▶ **Work task**
All of the entries need to be printed again exactly; pictures are the only thing to omit.

▶ **Data for processing**
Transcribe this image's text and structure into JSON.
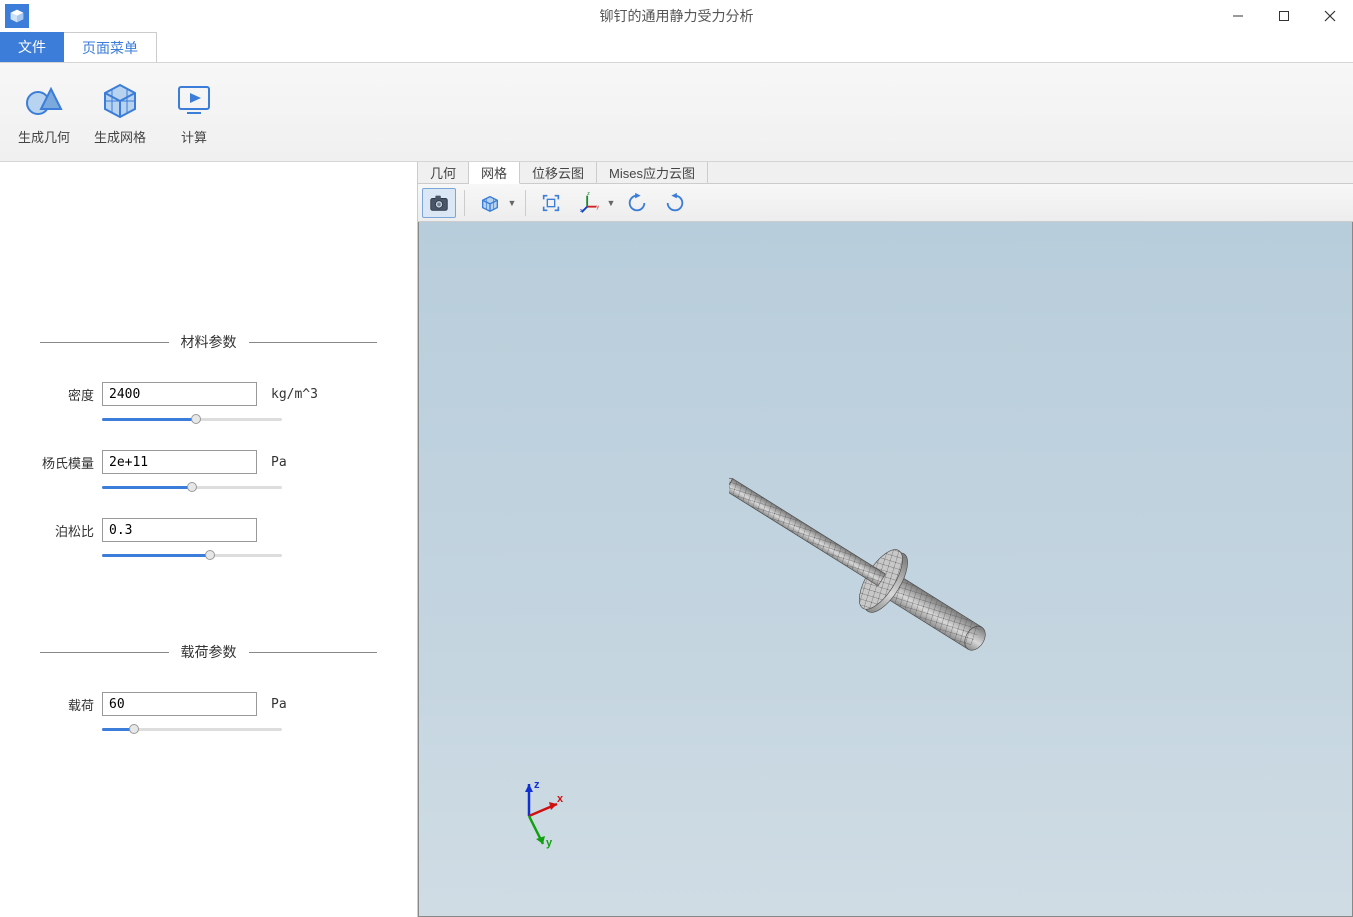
{
  "window": {
    "title": "铆钉的通用静力受力分析"
  },
  "menutabs": {
    "file": "文件",
    "page_menu": "页面菜单"
  },
  "ribbon": {
    "gen_geometry": "生成几何",
    "gen_mesh": "生成网格",
    "compute": "计算"
  },
  "leftpanel": {
    "material_section": "材料参数",
    "load_section": "载荷参数",
    "density": {
      "label": "密度",
      "value": "2400",
      "unit": "kg/m^3",
      "slider_pct": 52
    },
    "youngs": {
      "label": "杨氏模量",
      "value": "2e+11",
      "unit": "Pa",
      "slider_pct": 50
    },
    "poisson": {
      "label": "泊松比",
      "value": "0.3",
      "unit": "",
      "slider_pct": 60
    },
    "load": {
      "label": "载荷",
      "value": "60",
      "unit": "Pa",
      "slider_pct": 18
    }
  },
  "viewtabs": {
    "geometry": "几何",
    "mesh": "网格",
    "displacement": "位移云图",
    "mises": "Mises应力云图"
  },
  "view_toolbar": {
    "camera": "camera-icon",
    "cube": "transparency-icon",
    "extent": "zoom-extent-icon",
    "axes": "axes-icon",
    "rotate_ccw": "rotate-ccw-icon",
    "rotate_cw": "rotate-cw-icon"
  },
  "axis_labels": {
    "x": "x",
    "y": "y",
    "z": "z"
  }
}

▶ **Expected answer**
Transcribe this image's text and structure into JSON.
{
  "window": {
    "title": "铆钉的通用静力受力分析"
  },
  "menutabs": {
    "file": "文件",
    "page_menu": "页面菜单"
  },
  "ribbon": {
    "gen_geometry": "生成几何",
    "gen_mesh": "生成网格",
    "compute": "计算"
  },
  "leftpanel": {
    "material_section": "材料参数",
    "load_section": "载荷参数",
    "density": {
      "label": "密度",
      "value": "2400",
      "unit": "kg/m^3",
      "slider_pct": 52
    },
    "youngs": {
      "label": "杨氏模量",
      "value": "2e+11",
      "unit": "Pa",
      "slider_pct": 50
    },
    "poisson": {
      "label": "泊松比",
      "value": "0.3",
      "unit": "",
      "slider_pct": 60
    },
    "load": {
      "label": "载荷",
      "value": "60",
      "unit": "Pa",
      "slider_pct": 18
    }
  },
  "viewtabs": {
    "geometry": "几何",
    "mesh": "网格",
    "displacement": "位移云图",
    "mises": "Mises应力云图"
  },
  "view_toolbar": {
    "camera": "camera-icon",
    "cube": "transparency-icon",
    "extent": "zoom-extent-icon",
    "axes": "axes-icon",
    "rotate_ccw": "rotate-ccw-icon",
    "rotate_cw": "rotate-cw-icon"
  },
  "axis_labels": {
    "x": "x",
    "y": "y",
    "z": "z"
  }
}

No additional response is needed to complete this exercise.